But when I go looking for the rooster online, I'm at a disadvantage because I have no key words that fit just right. I've looked for him and seen his close cousins in Autismland, I've searched high and low among kin in territories of PDD-NOS, ADD ... I even scoped out something called ODD, and while the acronym and the words that comprise it sound like ones I use to describe my guy, when I read on, once again, I feel like we're a little out of place there, too.

ODD is Oppositional Defiant Disorder. For a kid with a language delay, he mastered the word NO right on time, and it continues to be his favorite refrain. He hits, pushes, screams, refuses, argues, resists -- often. But does he have a disorder of defiance? I think you'll need to check back with me when he hits his teens, but for now I'm going to say it isn't a clear fit. The rooster also shares, hugs, kisses, jokes, laughs, plays, imagines, cheers, compromises, helps, apologizes -- sometimes. When it comes to autism, I am no expert at all; before the rooster was born, I only knew of core autism, and the autistic brother of my friend had no language whatsoever. Our rooster clearly does have language. Sometimes it's "scripts," where he repeats what he's heard in a story, but usually the "script" is invisible, because what he is saying fits the situation. Only after rooster's developmental difficulties did I -- A TEACHER, no less -- set out to educate myself more about the spectrum, and scripting is something that fits on that spectrum - along with never sleeping (until we recently discovered Melatonin - hurray!), difficulty with transitions, social awkwardness, and getting stuck on certain topics. On the other hand, our rooster doesn't have some of the other clear red flags, like he doesn't line things up, require strict routines, have aversions to loud noises, avoid eye contact, flap his arms, spin around, use an unusual speaking voice, stay away from other kids, have particular requirements about his clothes, obsess about trains, freak out in public. He did, though, struggle to learn how to ask and answer questions, have trouble with pronouns... so I have no idea. He definitely has pragmatic language deficits and poor behavior at school. His teachers feel like he needs one of them with him all the time. Circle time? A nightmare. It could well be that the rooster is "on the spectrum." We have an appointment with a developmental pediatrician next month to find out.

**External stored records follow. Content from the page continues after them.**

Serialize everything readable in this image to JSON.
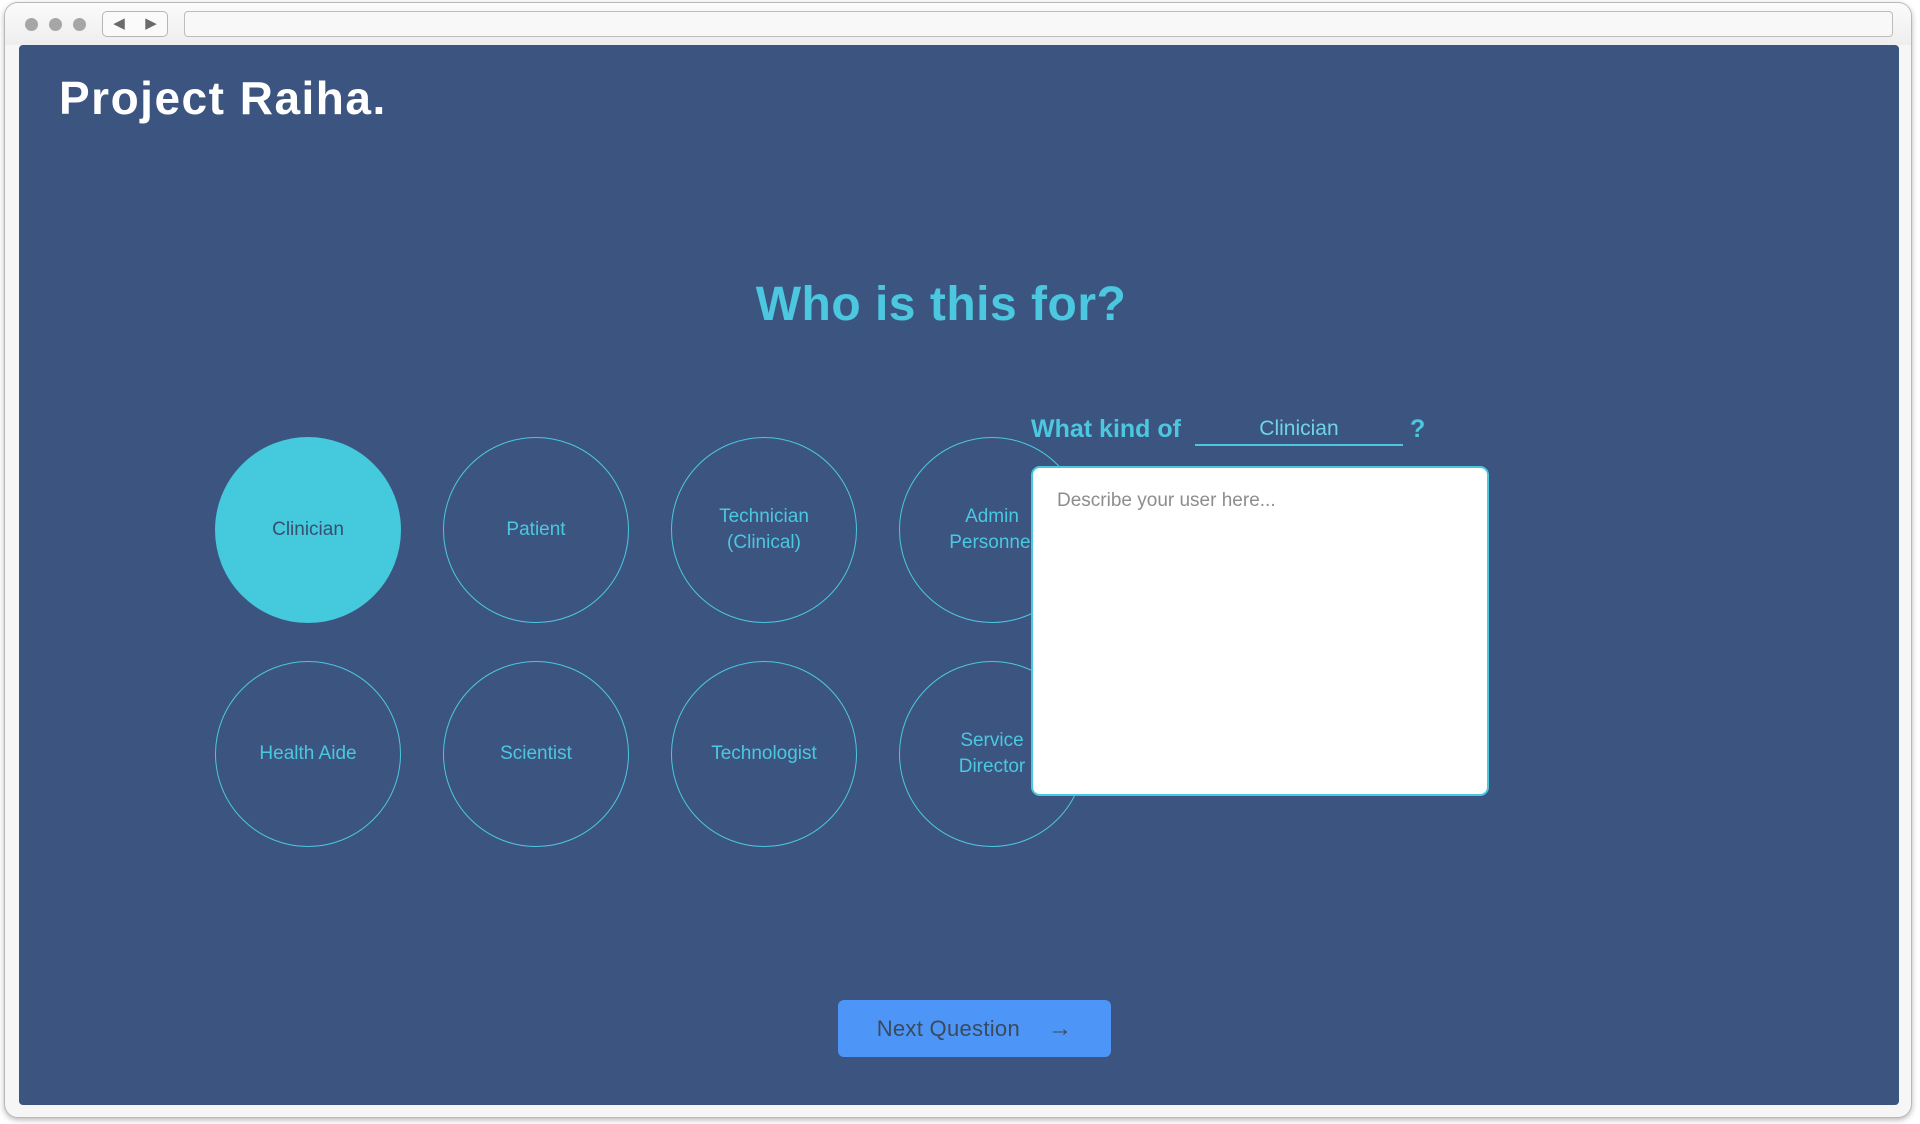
{
  "browser": {
    "traffic_lights": [
      "close",
      "minimize",
      "maximize"
    ],
    "back_arrow": "◀",
    "forward_arrow": "▶",
    "url_value": ""
  },
  "page": {
    "logo": "Project Raiha.",
    "headline": "Who is this for?",
    "background_color": "#3b5580",
    "accent_color": "#4cc7e0",
    "selected_fill_color": "#45c9dd",
    "button_color": "#4d95f7"
  },
  "options": [
    {
      "id": "clinician",
      "line1": "Clinician",
      "line2": "",
      "selected": true
    },
    {
      "id": "patient",
      "line1": "Patient",
      "line2": "",
      "selected": false
    },
    {
      "id": "technician-clinical",
      "line1": "Technician",
      "line2": "(Clinical)",
      "selected": false
    },
    {
      "id": "admin-personnel",
      "line1": "Admin",
      "line2": "Personnel",
      "selected": false
    },
    {
      "id": "health-aide",
      "line1": "Health Aide",
      "line2": "",
      "selected": false
    },
    {
      "id": "scientist",
      "line1": "Scientist",
      "line2": "",
      "selected": false
    },
    {
      "id": "technologist",
      "line1": "Technologist",
      "line2": "",
      "selected": false
    },
    {
      "id": "service-director",
      "line1": "Service",
      "line2": "Director",
      "selected": false
    }
  ],
  "detail": {
    "question_lead": "What kind of",
    "question_blank_value": "Clinician",
    "question_mark": "?",
    "describe_placeholder": "Describe your user here...",
    "describe_value": ""
  },
  "footer": {
    "next_label": "Next Question",
    "next_arrow": "→"
  }
}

I don't even know if the label matters much or not, except in terms of the resources it might bring with it. I just know that I've been searching, and searching, and searching... thinking to myself that if I can find someone else like the rooster, maybe I can learn from his or her story. Maybe I can invite him or her over for a play date. Maybe his or her parents can teach me how to survive, and with a sense of humor. Maybe we can have a little more sense of community, instead of too often hunkering down in our home, exhausted, scared, overwhelmed, unsure, unsteady, alone. Already I've felt less isolated with each blog I've read by parents, like me, trying to find their way. The worst thing I've learned from the blogs of moms I've read this month is this: everyone is nicer than I am, and more patient, and stronger. I'm trying to learn from your examples, you moms who go before me, but sometimes, as the rooster knows, the birds eat the bread crumbs.

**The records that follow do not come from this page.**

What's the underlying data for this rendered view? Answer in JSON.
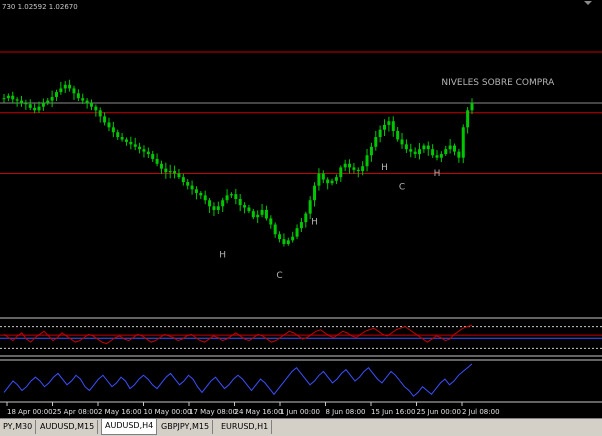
{
  "header": {
    "price_readout": "730 1.02592 1.02670"
  },
  "tabs": [
    {
      "label": "PY,M30",
      "active": false
    },
    {
      "label": "AUDUSD,M15",
      "active": false
    },
    {
      "label": "AUDUSD,H4",
      "active": true
    },
    {
      "label": "GBPJPY,M15",
      "active": false
    },
    {
      "label": "EURUSD,H1",
      "active": false
    }
  ],
  "colors": {
    "background": "#000000",
    "candles": "#00c800",
    "levels": "#c80000",
    "grey_level": "#8a8a8a",
    "annotation": "#b4b4b4",
    "oscillator": "#3c50ff"
  },
  "chart_data": [
    {
      "type": "line",
      "panel": "price",
      "title": "",
      "xlabel": "",
      "ylabel": "",
      "x_tick_labels": [
        "18 Apr 00:00",
        "25 Apr 08:00",
        "2 May 16:00",
        "10 May 00:00",
        "17 May 08:00",
        "24 May 16:00",
        "1 Jun 00:00",
        "8 Jun 08:00",
        "15 Jun 16:00",
        "25 Jun 00:00",
        "2 Jul 08:00"
      ],
      "series": [
        {
          "values": [
            0.62,
            0.64,
            0.61,
            0.6,
            0.58,
            0.57,
            0.54,
            0.52,
            0.55,
            0.58,
            0.6,
            0.63,
            0.67,
            0.7,
            0.73,
            0.7,
            0.66,
            0.62,
            0.6,
            0.58,
            0.55,
            0.52,
            0.47,
            0.42,
            0.38,
            0.34,
            0.3,
            0.28,
            0.26,
            0.24,
            0.22,
            0.2,
            0.18,
            0.16,
            0.12,
            0.08,
            0.04,
            0.01,
            0.02,
            0.0,
            -0.03,
            -0.07,
            -0.1,
            -0.13,
            -0.16,
            -0.18,
            -0.22,
            -0.27,
            -0.3,
            -0.27,
            -0.22,
            -0.18,
            -0.17,
            -0.21,
            -0.26,
            -0.28,
            -0.31,
            -0.36,
            -0.34,
            -0.3,
            -0.37,
            -0.42,
            -0.5,
            -0.54,
            -0.58,
            -0.55,
            -0.52,
            -0.45,
            -0.4,
            -0.33,
            -0.22,
            -0.1,
            0.0,
            -0.05,
            -0.08,
            -0.06,
            -0.03,
            0.05,
            0.08,
            0.05,
            0.03,
            0.02,
            0.06,
            0.15,
            0.22,
            0.3,
            0.36,
            0.4,
            0.43,
            0.35,
            0.28,
            0.24,
            0.2,
            0.18,
            0.16,
            0.2,
            0.23,
            0.2,
            0.15,
            0.13,
            0.16,
            0.2,
            0.23,
            0.18,
            0.13,
            0.38,
            0.52,
            0.58
          ]
        }
      ],
      "horizontal_levels": [
        {
          "value": 1.0,
          "color": "#c80000"
        },
        {
          "value": 0.58,
          "color": "#8a8a8a"
        },
        {
          "value": 0.5,
          "color": "#c80000"
        },
        {
          "value": 0.0,
          "color": "#c80000"
        }
      ],
      "annotations": [
        {
          "text": "NIVELES SOBRE COMPRA",
          "x_index": 100,
          "y": 0.73
        },
        {
          "text": "H",
          "x_index": 50,
          "y": -0.69
        },
        {
          "text": "C",
          "x_index": 63,
          "y": -0.86
        },
        {
          "text": "H",
          "x_index": 71,
          "y": -0.42
        },
        {
          "text": "H",
          "x_index": 87,
          "y": 0.03
        },
        {
          "text": "C",
          "x_index": 91,
          "y": -0.13
        },
        {
          "text": "H",
          "x_index": 99,
          "y": -0.02
        }
      ],
      "ylim": [
        -1,
        1
      ]
    },
    {
      "type": "line",
      "panel": "oscillator_1",
      "title": "",
      "series": [
        {
          "values": [
            0.2,
            0.0,
            -0.2,
            0.1,
            0.3,
            -0.1,
            -0.3,
            0.0,
            0.2,
            0.4,
            0.1,
            -0.2,
            0.0,
            0.3,
            0.1,
            -0.1,
            -0.3,
            -0.2,
            0.0,
            0.2,
            0.1,
            -0.1,
            -0.3,
            -0.4,
            -0.2,
            0.0,
            0.1,
            -0.1,
            -0.2,
            0.0,
            0.2,
            0.1,
            -0.1,
            -0.3,
            -0.2,
            0.0,
            0.2,
            0.1,
            0.0,
            -0.2,
            -0.1,
            0.1,
            0.2,
            0.0,
            -0.2,
            -0.3,
            -0.1,
            0.1,
            0.0,
            -0.2,
            -0.1,
            0.1,
            0.3,
            0.1,
            -0.1,
            -0.2,
            0.0,
            0.2,
            0.1,
            -0.1,
            -0.3,
            -0.2,
            0.0,
            0.2,
            0.4,
            0.3,
            0.1,
            -0.1,
            0.0,
            0.2,
            0.4,
            0.5,
            0.3,
            0.1,
            0.0,
            0.2,
            0.4,
            0.3,
            0.1,
            0.0,
            0.2,
            0.4,
            0.5,
            0.6,
            0.4,
            0.2,
            0.1,
            0.3,
            0.5,
            0.6,
            0.7,
            0.5,
            0.3,
            0.1,
            -0.1,
            -0.3,
            -0.1,
            0.1,
            0.0,
            -0.2,
            -0.1,
            0.2,
            0.4,
            0.6,
            0.7,
            0.8
          ]
        }
      ],
      "dashed_levels": [
        0.7,
        -0.7
      ],
      "ylim": [
        -1,
        1
      ]
    },
    {
      "type": "line",
      "panel": "oscillator_2",
      "title": "",
      "series": [
        {
          "values": [
            -0.6,
            -0.3,
            0.0,
            -0.2,
            -0.5,
            -0.3,
            0.0,
            0.2,
            0.0,
            -0.3,
            -0.1,
            0.2,
            0.4,
            0.1,
            -0.2,
            0.0,
            0.3,
            0.1,
            -0.3,
            -0.5,
            -0.2,
            0.1,
            0.3,
            0.0,
            -0.3,
            -0.1,
            0.2,
            0.0,
            -0.4,
            -0.2,
            0.1,
            0.3,
            0.1,
            -0.2,
            -0.4,
            -0.1,
            0.2,
            0.4,
            0.1,
            -0.2,
            0.0,
            0.3,
            0.1,
            -0.3,
            -0.6,
            -0.3,
            0.0,
            0.2,
            -0.1,
            -0.4,
            -0.2,
            0.1,
            0.3,
            0.1,
            -0.2,
            -0.5,
            -0.2,
            0.1,
            -0.1,
            -0.4,
            -0.7,
            -0.4,
            -0.1,
            0.2,
            0.5,
            0.7,
            0.4,
            0.1,
            -0.2,
            0.0,
            0.3,
            0.5,
            0.2,
            -0.1,
            0.1,
            0.4,
            0.6,
            0.3,
            0.0,
            0.2,
            0.5,
            0.7,
            0.4,
            0.1,
            -0.1,
            0.2,
            0.5,
            0.3,
            0.0,
            -0.3,
            -0.5,
            -0.8,
            -0.6,
            -0.3,
            -0.5,
            -0.7,
            -0.4,
            -0.1,
            0.1,
            -0.2,
            0.0,
            0.3,
            0.5,
            0.7,
            0.9
          ]
        }
      ],
      "ylim": [
        -1,
        1
      ]
    }
  ]
}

I don't know who my son, the rooster, is exactly. Neither do his teachers or his doctors, of which he has a zillion. (I don't think he's been healthy and well for longer than a couple days at a time since he was three months old, and surely that can't help a child's development.) We love our rooster, we enjoy him whenever we can, but we don't know exactly who he is inside those gorgeous eyes and under that thick blonde mop. So, I am now doing what I usually do when the resources on hand come up empty - I am broadening my scope, and seeking out community on the Internet.

I have a strong suspicion that if I write about the rooster, someone reading it will help me figure things out a little better than I have so far. And I won't even rule out the possibility that I will be that someone.